Web page and app entries
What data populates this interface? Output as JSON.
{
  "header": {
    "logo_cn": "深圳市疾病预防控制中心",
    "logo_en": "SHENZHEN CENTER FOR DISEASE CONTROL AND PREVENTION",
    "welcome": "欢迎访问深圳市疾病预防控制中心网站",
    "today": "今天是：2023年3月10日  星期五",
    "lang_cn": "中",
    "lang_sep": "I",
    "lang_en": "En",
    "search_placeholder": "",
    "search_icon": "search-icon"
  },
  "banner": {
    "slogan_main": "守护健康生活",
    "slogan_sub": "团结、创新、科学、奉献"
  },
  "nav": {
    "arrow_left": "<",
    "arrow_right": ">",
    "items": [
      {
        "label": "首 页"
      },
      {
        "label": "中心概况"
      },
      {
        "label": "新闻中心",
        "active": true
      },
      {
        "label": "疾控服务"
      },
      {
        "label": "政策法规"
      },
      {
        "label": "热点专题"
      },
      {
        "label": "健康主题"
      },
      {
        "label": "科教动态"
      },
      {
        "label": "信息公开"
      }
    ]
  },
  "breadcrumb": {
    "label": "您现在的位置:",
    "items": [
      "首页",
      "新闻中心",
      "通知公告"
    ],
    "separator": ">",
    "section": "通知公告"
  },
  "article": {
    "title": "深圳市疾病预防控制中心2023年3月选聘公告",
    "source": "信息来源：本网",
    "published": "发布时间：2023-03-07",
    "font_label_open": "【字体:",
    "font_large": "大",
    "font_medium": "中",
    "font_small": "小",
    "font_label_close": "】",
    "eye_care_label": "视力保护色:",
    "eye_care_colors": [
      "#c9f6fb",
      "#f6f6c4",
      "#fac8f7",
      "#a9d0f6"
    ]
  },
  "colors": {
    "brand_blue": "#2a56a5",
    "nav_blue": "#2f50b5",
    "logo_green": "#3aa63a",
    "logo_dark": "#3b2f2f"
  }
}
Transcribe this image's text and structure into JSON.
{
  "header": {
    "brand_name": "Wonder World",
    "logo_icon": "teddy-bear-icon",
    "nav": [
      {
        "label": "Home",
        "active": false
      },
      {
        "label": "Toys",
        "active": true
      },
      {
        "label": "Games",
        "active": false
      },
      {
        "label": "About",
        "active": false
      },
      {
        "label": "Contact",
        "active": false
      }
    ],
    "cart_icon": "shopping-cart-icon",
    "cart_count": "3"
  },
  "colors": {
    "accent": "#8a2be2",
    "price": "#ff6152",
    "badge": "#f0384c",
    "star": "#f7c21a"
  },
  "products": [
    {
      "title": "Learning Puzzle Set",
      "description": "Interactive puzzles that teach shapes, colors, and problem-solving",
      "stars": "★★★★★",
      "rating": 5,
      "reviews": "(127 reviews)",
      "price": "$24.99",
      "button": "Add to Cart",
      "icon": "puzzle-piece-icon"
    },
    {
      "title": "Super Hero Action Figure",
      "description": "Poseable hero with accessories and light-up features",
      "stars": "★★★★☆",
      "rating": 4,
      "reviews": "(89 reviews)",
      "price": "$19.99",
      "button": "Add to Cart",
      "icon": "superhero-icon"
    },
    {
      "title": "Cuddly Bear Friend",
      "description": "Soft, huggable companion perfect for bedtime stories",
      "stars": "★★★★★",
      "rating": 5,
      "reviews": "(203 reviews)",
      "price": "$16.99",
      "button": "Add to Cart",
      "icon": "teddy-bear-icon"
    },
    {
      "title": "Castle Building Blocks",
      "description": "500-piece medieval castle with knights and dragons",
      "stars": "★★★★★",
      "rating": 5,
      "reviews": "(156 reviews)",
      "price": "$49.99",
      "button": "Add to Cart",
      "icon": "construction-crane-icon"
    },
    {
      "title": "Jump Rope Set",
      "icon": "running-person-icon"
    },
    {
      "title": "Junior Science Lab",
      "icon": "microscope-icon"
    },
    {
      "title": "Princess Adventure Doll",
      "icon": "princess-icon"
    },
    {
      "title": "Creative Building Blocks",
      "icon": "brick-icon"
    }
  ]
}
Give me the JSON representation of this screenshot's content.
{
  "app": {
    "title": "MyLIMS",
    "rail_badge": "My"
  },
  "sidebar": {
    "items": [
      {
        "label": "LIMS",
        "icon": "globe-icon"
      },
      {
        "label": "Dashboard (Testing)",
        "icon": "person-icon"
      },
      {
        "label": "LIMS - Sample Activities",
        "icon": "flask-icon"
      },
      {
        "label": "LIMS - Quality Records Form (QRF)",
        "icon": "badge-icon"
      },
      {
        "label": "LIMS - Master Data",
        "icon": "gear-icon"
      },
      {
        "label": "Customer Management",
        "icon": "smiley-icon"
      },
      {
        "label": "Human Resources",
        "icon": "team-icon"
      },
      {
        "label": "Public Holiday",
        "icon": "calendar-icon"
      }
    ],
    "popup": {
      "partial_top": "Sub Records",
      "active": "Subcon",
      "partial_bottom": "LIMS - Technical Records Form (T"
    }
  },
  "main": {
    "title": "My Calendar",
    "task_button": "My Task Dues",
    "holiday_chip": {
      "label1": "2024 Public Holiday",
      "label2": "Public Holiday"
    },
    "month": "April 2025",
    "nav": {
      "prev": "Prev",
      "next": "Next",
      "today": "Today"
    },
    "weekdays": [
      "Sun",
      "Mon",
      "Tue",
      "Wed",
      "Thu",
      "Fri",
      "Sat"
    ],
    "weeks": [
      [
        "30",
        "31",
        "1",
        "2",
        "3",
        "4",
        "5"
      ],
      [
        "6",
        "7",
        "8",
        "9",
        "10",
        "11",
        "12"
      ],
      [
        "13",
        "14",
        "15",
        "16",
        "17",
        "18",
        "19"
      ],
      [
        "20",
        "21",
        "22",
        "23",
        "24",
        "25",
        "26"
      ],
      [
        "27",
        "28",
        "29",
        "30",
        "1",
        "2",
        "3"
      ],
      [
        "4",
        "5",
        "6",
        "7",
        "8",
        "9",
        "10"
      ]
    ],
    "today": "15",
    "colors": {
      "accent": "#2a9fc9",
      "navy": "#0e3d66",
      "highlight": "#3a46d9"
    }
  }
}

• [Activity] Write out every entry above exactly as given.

• [Problem solution]
What data populates this interface? Output as JSON.
{
  "header": {
    "logo_cn": "深圳市疾病预防控制中心",
    "logo_en": "SHENZHEN CENTER FOR DISEASE CONTROL AND PREVENTION",
    "welcome": "欢迎访问深圳市疾病预防控制中心网站",
    "today": "今天是：2023年3月10日  星期五",
    "lang_cn": "中",
    "lang_sep": "I",
    "lang_en": "En",
    "search_placeholder": "",
    "search_icon": "search-icon"
  },
  "banner": {
    "slogan_main": "守护健康生活",
    "slogan_sub": "团结、创新、科学、奉献"
  },
  "nav": {
    "arrow_left": "<",
    "arrow_right": ">",
    "items": [
      {
        "label": "首 页"
      },
      {
        "label": "中心概况"
      },
      {
        "label": "新闻中心",
        "active": true
      },
      {
        "label": "疾控服务"
      },
      {
        "label": "政策法规"
      },
      {
        "label": "热点专题"
      },
      {
        "label": "健康主题"
      },
      {
        "label": "科教动态"
      },
      {
        "label": "信息公开"
      }
    ]
  },
  "breadcrumb": {
    "label": "您现在的位置:",
    "items": [
      "首页",
      "新闻中心",
      "通知公告"
    ],
    "separator": ">",
    "section": "通知公告"
  },
  "article": {
    "title": "深圳市疾病预防控制中心2023年3月选聘公告",
    "source": "信息来源：本网",
    "published": "发布时间：2023-03-07",
    "font_label_open": "【字体:",
    "font_large": "大",
    "font_medium": "中",
    "font_small": "小",
    "font_label_close": "】",
    "eye_care_label": "视力保护色:",
    "eye_care_colors": [
      "#c9f6fb",
      "#f6f6c4",
      "#fac8f7",
      "#a9d0f6"
    ]
  },
  "colors": {
    "brand_blue": "#2a56a5",
    "nav_blue": "#2f50b5",
    "logo_green": "#3aa63a",
    "logo_dark": "#3b2f2f"
  }
}
Transcribe this image's text and structure into JSON.
{
  "header": {
    "brand_name": "Wonder World",
    "logo_icon": "teddy-bear-icon",
    "nav": [
      {
        "label": "Home",
        "active": false
      },
      {
        "label": "Toys",
        "active": true
      },
      {
        "label": "Games",
        "active": false
      },
      {
        "label": "About",
        "active": false
      },
      {
        "label": "Contact",
        "active": false
      }
    ],
    "cart_icon": "shopping-cart-icon",
    "cart_count": "3"
  },
  "colors": {
    "accent": "#8a2be2",
    "price": "#ff6152",
    "badge": "#f0384c",
    "star": "#f7c21a"
  },
  "products": [
    {
      "title": "Learning Puzzle Set",
      "description": "Interactive puzzles that teach shapes, colors, and problem-solving",
      "stars": "★★★★★",
      "rating": 5,
      "reviews": "(127 reviews)",
      "price": "$24.99",
      "button": "Add to Cart",
      "icon": "puzzle-piece-icon"
    },
    {
      "title": "Super Hero Action Figure",
      "description": "Poseable hero with accessories and light-up features",
      "stars": "★★★★☆",
      "rating": 4,
      "reviews": "(89 reviews)",
      "price": "$19.99",
      "button": "Add to Cart",
      "icon": "superhero-icon"
    },
    {
      "title": "Cuddly Bear Friend",
      "description": "Soft, huggable companion perfect for bedtime stories",
      "stars": "★★★★★",
      "rating": 5,
      "reviews": "(203 reviews)",
      "price": "$16.99",
      "button": "Add to Cart",
      "icon": "teddy-bear-icon"
    },
    {
      "title": "Castle Building Blocks",
      "description": "500-piece medieval castle with knights and dragons",
      "stars": "★★★★★",
      "rating": 5,
      "reviews": "(156 reviews)",
      "price": "$49.99",
      "button": "Add to Cart",
      "icon": "construction-crane-icon"
    },
    {
      "title": "Jump Rope Set",
      "icon": "running-person-icon"
    },
    {
      "title": "Junior Science Lab",
      "icon": "microscope-icon"
    },
    {
      "title": "Princess Adventure Doll",
      "icon": "princess-icon"
    },
    {
      "title": "Creative Building Blocks",
      "icon": "brick-icon"
    }
  ]
}
Give me the JSON representation of this screenshot's content.
{
  "app": {
    "title": "MyLIMS",
    "rail_badge": "My"
  },
  "sidebar": {
    "items": [
      {
        "label": "LIMS",
        "icon": "globe-icon"
      },
      {
        "label": "Dashboard (Testing)",
        "icon": "person-icon"
      },
      {
        "label": "LIMS - Sample Activities",
        "icon": "flask-icon"
      },
      {
        "label": "LIMS - Quality Records Form (QRF)",
        "icon": "badge-icon"
      },
      {
        "label": "LIMS - Master Data",
        "icon": "gear-icon"
      },
      {
        "label": "Customer Management",
        "icon": "smiley-icon"
      },
      {
        "label": "Human Resources",
        "icon": "team-icon"
      },
      {
        "label": "Public Holiday",
        "icon": "calendar-icon"
      }
    ],
    "popup": {
      "partial_top": "Sub Records",
      "active": "Subcon",
      "partial_bottom": "LIMS - Technical Records Form (T"
    }
  },
  "main": {
    "title": "My Calendar",
    "task_button": "My Task Dues",
    "holiday_chip": {
      "label1": "2024 Public Holiday",
      "label2": "Public Holiday"
    },
    "month": "April 2025",
    "nav": {
      "prev": "Prev",
      "next": "Next",
      "today": "Today"
    },
    "weekdays": [
      "Sun",
      "Mon",
      "Tue",
      "Wed",
      "Thu",
      "Fri",
      "Sat"
    ],
    "weeks": [
      [
        "30",
        "31",
        "1",
        "2",
        "3",
        "4",
        "5"
      ],
      [
        "6",
        "7",
        "8",
        "9",
        "10",
        "11",
        "12"
      ],
      [
        "13",
        "14",
        "15",
        "16",
        "17",
        "18",
        "19"
      ],
      [
        "20",
        "21",
        "22",
        "23",
        "24",
        "25",
        "26"
      ],
      [
        "27",
        "28",
        "29",
        "30",
        "1",
        "2",
        "3"
      ],
      [
        "4",
        "5",
        "6",
        "7",
        "8",
        "9",
        "10"
      ]
    ],
    "today": "15",
    "colors": {
      "accent": "#2a9fc9",
      "navy": "#0e3d66",
      "highlight": "#3a46d9"
    }
  }
}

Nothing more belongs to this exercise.